A chaste life and closeness to Christ is the vocation of every Christian, Bishop Joseph Toal of Motherwell has said in response to questions about ministry to people with same-sex attraction.

“Our saints are our models in this journey of faith and life, and it is good to be led by the example of their commitment to fulfilling God’s will rather than our own particular desires,” Bishop Toal said July 26. “As Catholics we pray always for the wisdom to make wise choices and to be guided by Christ rather than the world around us.”

He cited recent questions about possible approaches to pastoral care to people who experience same-sex attraction, noting that the apostolate of Courage has been recommended to him. This ministry “encourages those who live with same-sex attraction to live a chaste life - which is also expected of all heterosexual Catholics who are not married - supported by the sacramental and prayer life of the Church.”

“Many scoff at this option as unrealistic in today’s societies in which intimate same-sex relationships are condoned and have been afforded the status of marriage in some countries, but that is the way of life proposed in the Church’s tradition and the Church invites her children to abide by it,” he continued.

“Whatever situation one finds oneself in in life the Church wishes us to remain close to Our Lord and constantly invites us to seek a life of true fulfilment.”

The statement came in response to coverage of the 50th anniversary of the decriminalization of homosexual acts in England and Wales, the Catholic Herald reports.

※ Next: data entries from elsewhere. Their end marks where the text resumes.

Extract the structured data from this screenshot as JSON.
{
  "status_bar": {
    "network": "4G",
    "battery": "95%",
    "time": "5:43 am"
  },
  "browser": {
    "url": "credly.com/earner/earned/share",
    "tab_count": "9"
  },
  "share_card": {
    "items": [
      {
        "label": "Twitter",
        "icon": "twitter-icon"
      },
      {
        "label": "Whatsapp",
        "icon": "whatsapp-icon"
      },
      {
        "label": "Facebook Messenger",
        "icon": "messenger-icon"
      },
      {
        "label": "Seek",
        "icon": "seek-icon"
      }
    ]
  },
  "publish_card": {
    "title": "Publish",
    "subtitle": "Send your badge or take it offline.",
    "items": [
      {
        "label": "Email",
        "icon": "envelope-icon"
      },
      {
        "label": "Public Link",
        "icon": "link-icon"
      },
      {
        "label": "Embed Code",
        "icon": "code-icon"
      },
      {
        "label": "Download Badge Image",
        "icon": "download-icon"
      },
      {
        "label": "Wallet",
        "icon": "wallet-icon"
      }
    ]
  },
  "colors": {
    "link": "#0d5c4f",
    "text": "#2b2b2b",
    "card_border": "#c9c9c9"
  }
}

One priest’s statement on the anniversary, Father Paul Morton of St Bride’s Parish Church in Cambuslang, in the Scottish county of Lanarkshire, drew media attention for a Facebook post that was taken as a warm welcome for those who identify as gay.

“We must do everything we can to redress the harm that has been done in the past by the negative stance we seem to have taken up,” Fr. Morton said, adding “there should be no place in our language or our attitude which allows for prejudice or exclusion.”

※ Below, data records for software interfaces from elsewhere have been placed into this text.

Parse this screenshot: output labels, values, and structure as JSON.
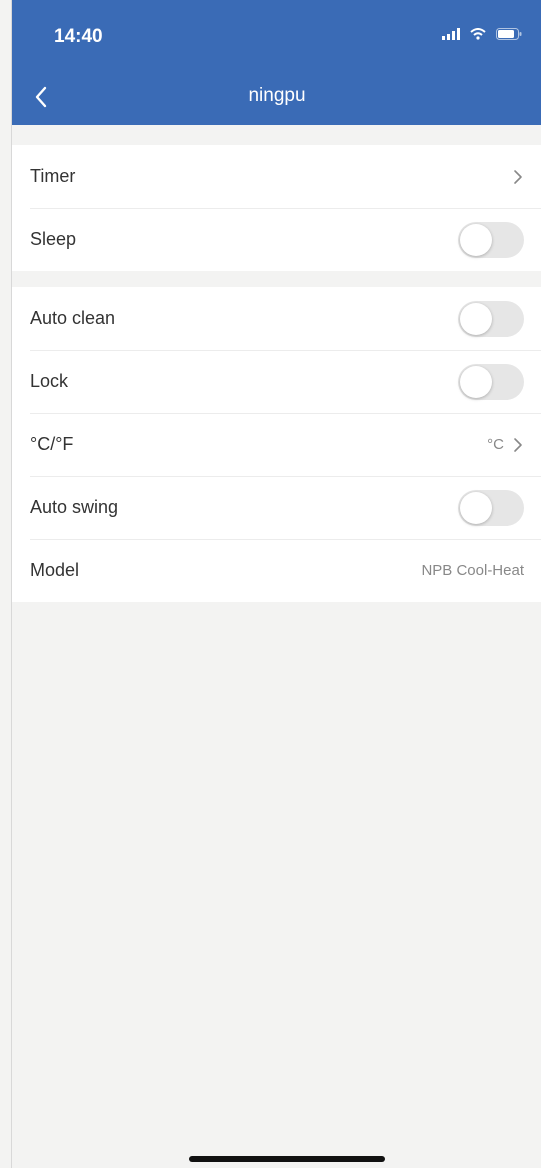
{
  "status_bar": {
    "time": "14:40"
  },
  "header": {
    "title": "ningpu",
    "back_icon": "chevron-left-icon",
    "background_color": "#3a6bb6"
  },
  "settings_group_1": [
    {
      "label": "Timer",
      "control": "chevron"
    },
    {
      "label": "Sleep",
      "control": "toggle",
      "on": false
    }
  ],
  "settings_group_2": [
    {
      "label": "Auto clean",
      "control": "toggle",
      "on": false
    },
    {
      "label": "Lock",
      "control": "toggle",
      "on": false
    },
    {
      "label": "°C/°F",
      "control": "value-chevron",
      "value": "°C"
    },
    {
      "label": "Auto swing",
      "control": "toggle",
      "on": false
    },
    {
      "label": "Model",
      "control": "value",
      "value": "NPB Cool-Heat"
    }
  ]
}
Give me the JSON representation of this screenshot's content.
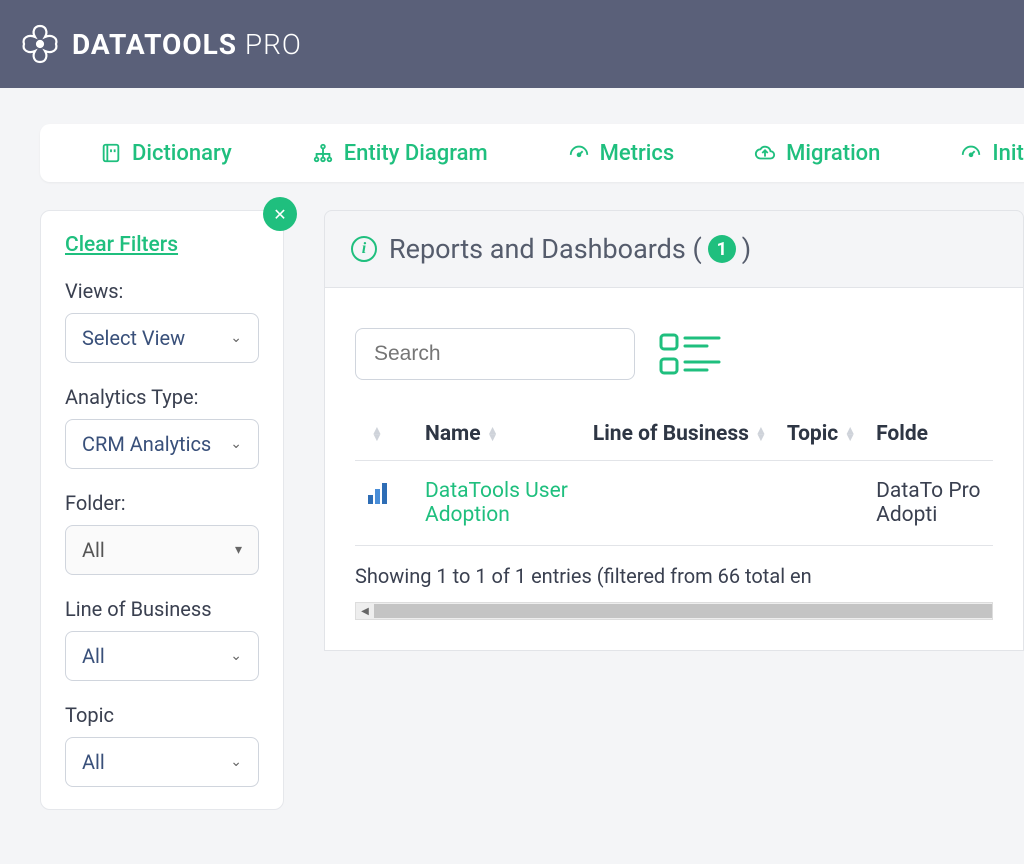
{
  "brand": {
    "bold": "DATATOOLS",
    "light": " PRO"
  },
  "nav": [
    {
      "label": "Dictionary",
      "icon": "dictionary"
    },
    {
      "label": "Entity Diagram",
      "icon": "diagram"
    },
    {
      "label": "Metrics",
      "icon": "gauge"
    },
    {
      "label": "Migration",
      "icon": "cloud"
    },
    {
      "label": "Initia",
      "icon": "gauge"
    }
  ],
  "filters": {
    "clear": "Clear Filters",
    "views": {
      "label": "Views:",
      "value": "Select View"
    },
    "analytics_type": {
      "label": "Analytics Type:",
      "value": "CRM Analytics"
    },
    "folder": {
      "label": "Folder:",
      "value": "All"
    },
    "lob": {
      "label": "Line of Business",
      "value": "All"
    },
    "topic": {
      "label": "Topic",
      "value": "All"
    }
  },
  "panel": {
    "title_prefix": "Reports and Dashboards (",
    "count": "1",
    "title_suffix": ")",
    "search_placeholder": "Search",
    "columns": {
      "name": "Name",
      "lob": "Line of Business",
      "topic": "Topic",
      "folder": "Folde"
    },
    "rows": [
      {
        "name": "DataTools User Adoption",
        "lob": "",
        "topic": "",
        "folder": "DataTo Pro Adopti"
      }
    ],
    "footer": "Showing 1 to 1 of 1 entries (filtered from 66 total en"
  }
}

The Scottish Episcopal Church, which is part of the Anglican Communion, recently voted to allow same-sex weddings in its churches.